By Vickie Cleary posted 01-17-2012 12:09 PM


By Vickie Cleary, PMP, CedarCrestone

Project Management Offices (PMO’s) are most valuable when they are focused on addressing the immediate and long-term needs of the audience they serve – the organization’s project managers. I’ve witnessed the rise and fall and the rise and stay of many PMO’s. The ones that stay are those that function to serve the needs of their audience at all times. The audience’s needs continuously evolve, so the PMO should too.

Here are the top five characteristics of a PMO with staying power:

  1. The PMO is Available When You Need It
    Most project managers spend their time between 8am and 5pm in project meetings and interacting one-on-one with their team members. When they get back to their desks (and their computers) at the end of the day, they need to use many of the services offered by a great PMO. There’s nothing more aggravating than learning that the PMO resources you depend on aren’t available when you need them the most. Accordingly, PMO resources should be available for a period of time before 8am and after 5pm. And of course, PMO tools & templates should be available electronically 24×7.
  2. Fresh and Nimble Tools are Right at Your Fingertips
    A valuable PMO provides up-to-date, easy-to-use project management tools and templates. The tools and templates are easily accessed and deployed and designed to ensure that project management tasks are effectively and efficiently completed. The PMO must also provide an  operational framework and standards for project management that consistently  adhere to the vision, mission, goals and objectives of the organization or institution.
  3. Subject Matter Experts aren’t Dusty
    Project Managers need help from people who completely understand the world in which they live – they won’t call upon people who know less than they do. Common chatter among fellow project managers about bad PMO’s usually include statements like, “sure, now tell me something I didn’t know” or “of course I knew that, I needed more…” Accordingly, PMO resources should be very familiar with the daily challenges their project managers are facing, and their knowledge, skills, and experience should be fresh and cutting edge. Nobody looks for support from a dated, dusty resource.
  4. Training is Available in Multiple Modalities and Settings
    Project Managers often think of themselves last – they take care of the project and their team members first. They are typically left with very little time to enhance their own skills and stay fresh in their profession. PMO’s must offer training that is varied in access type (i.e., online versus classroom setting) and available evenings and weekends. Reference materials should be on hand in central locations, and information about the materials should be kept up-to-date and shared with the project management community through an electronic catalog and recurring announcements.
  5. PMO is a Resource NOT a Road Hog
    Far too often, the PMO is viewed as a “project road hog” rather than a super highway resource to get from initiation to close-out. PMO’s should not be so burdensome that they stall the activity of the project. A great PMO offers partnership with the project manager in a way that enables success. Great PMO’s constantly monitor the perception of their audience and adjust their approach to ensure they are serving the ultimate goal – to foster project success.

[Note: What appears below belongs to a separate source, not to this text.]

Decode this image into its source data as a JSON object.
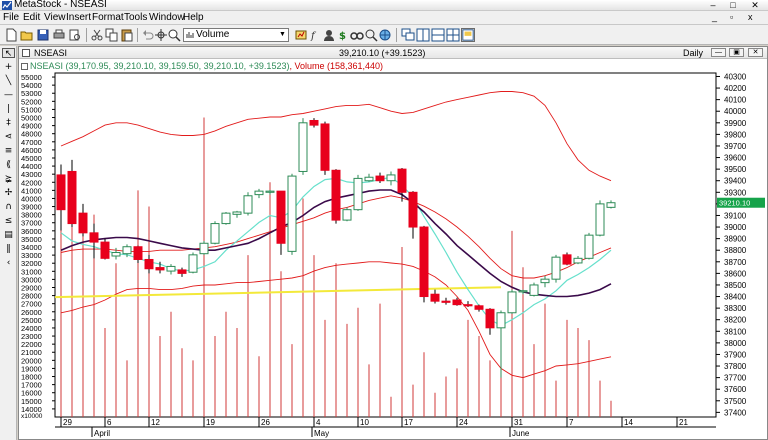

Project Managers look to the PMO for leadership to help them  solve tough problems, serve as a sounding board for exploring new strategies  and approaches, and connect them with the best resources when asked. PMO’s have  a lot of experience and acumen, and the best rely on that experience to  proactively offer resources that are a match for the environment the project manager is working in. At other times, great leadership simply looks like  shining a guiding light on the road the project manager is traveling.

CedarCrestone Inc.  consults with institutions in helping them design, develop and deploy Project  Management Offices that foster success. We work with the client to assess the organization’s  needs and help them create an effective team with standard project and/or  program management tools and techniques specifically designed to achieve the unique  vision and mission of the institution. Let us know how we can help you build  your dream PMO.

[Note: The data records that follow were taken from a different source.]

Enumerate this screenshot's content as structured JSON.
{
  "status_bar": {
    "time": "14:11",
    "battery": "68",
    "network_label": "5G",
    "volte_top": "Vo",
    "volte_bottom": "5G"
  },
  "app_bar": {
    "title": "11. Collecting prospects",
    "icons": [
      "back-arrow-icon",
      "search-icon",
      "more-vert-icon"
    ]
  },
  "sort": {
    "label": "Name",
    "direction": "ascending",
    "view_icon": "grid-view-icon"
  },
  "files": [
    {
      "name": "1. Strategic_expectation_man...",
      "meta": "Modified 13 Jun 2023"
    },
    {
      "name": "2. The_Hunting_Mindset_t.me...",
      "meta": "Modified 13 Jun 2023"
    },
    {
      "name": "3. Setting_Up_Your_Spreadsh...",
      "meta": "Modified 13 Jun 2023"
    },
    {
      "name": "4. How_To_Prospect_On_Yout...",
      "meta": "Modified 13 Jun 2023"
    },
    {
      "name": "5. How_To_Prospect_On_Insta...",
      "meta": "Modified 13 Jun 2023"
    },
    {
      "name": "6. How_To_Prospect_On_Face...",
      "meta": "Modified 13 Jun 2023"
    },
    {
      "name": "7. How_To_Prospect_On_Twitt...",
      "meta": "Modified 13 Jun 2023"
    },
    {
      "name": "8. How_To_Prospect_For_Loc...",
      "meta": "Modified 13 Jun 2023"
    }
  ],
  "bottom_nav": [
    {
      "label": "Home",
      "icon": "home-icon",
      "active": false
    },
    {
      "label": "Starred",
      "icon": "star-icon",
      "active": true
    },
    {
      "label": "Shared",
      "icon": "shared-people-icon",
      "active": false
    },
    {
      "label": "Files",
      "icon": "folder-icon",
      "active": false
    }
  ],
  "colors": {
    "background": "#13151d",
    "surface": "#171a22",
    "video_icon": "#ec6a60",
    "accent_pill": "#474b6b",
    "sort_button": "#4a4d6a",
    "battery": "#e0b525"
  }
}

About Vickie Cleary

Vickie Lynn’s experience is focused in the areas of information technology project and program management, and process engineering. With greater than 20 years experience in information technology leadership, she is a certified Project Management Professional (PMP) who relies on proven industry standards and best practices to successfully lead teams through projects and programs. She recognizes the importance of combining skilled human resources and solid processes to deliver high quality results. With a proven track record for successfully implementing on-time, within budget, and according to scope, Ms. Cleary has engaged in projects and programs for both public and private sector entities. She is formally trained in CMMI, Change Management, Total Quality Management, and project and program management and is experienced in process re-engineering, organizational leadership, and executive management. Outside the project world, Vickie Lynn can often be found working in the garden or riding her dirt bike through the Sierra wilderness.


First posted to CedarCrestone blog: December 13, 2011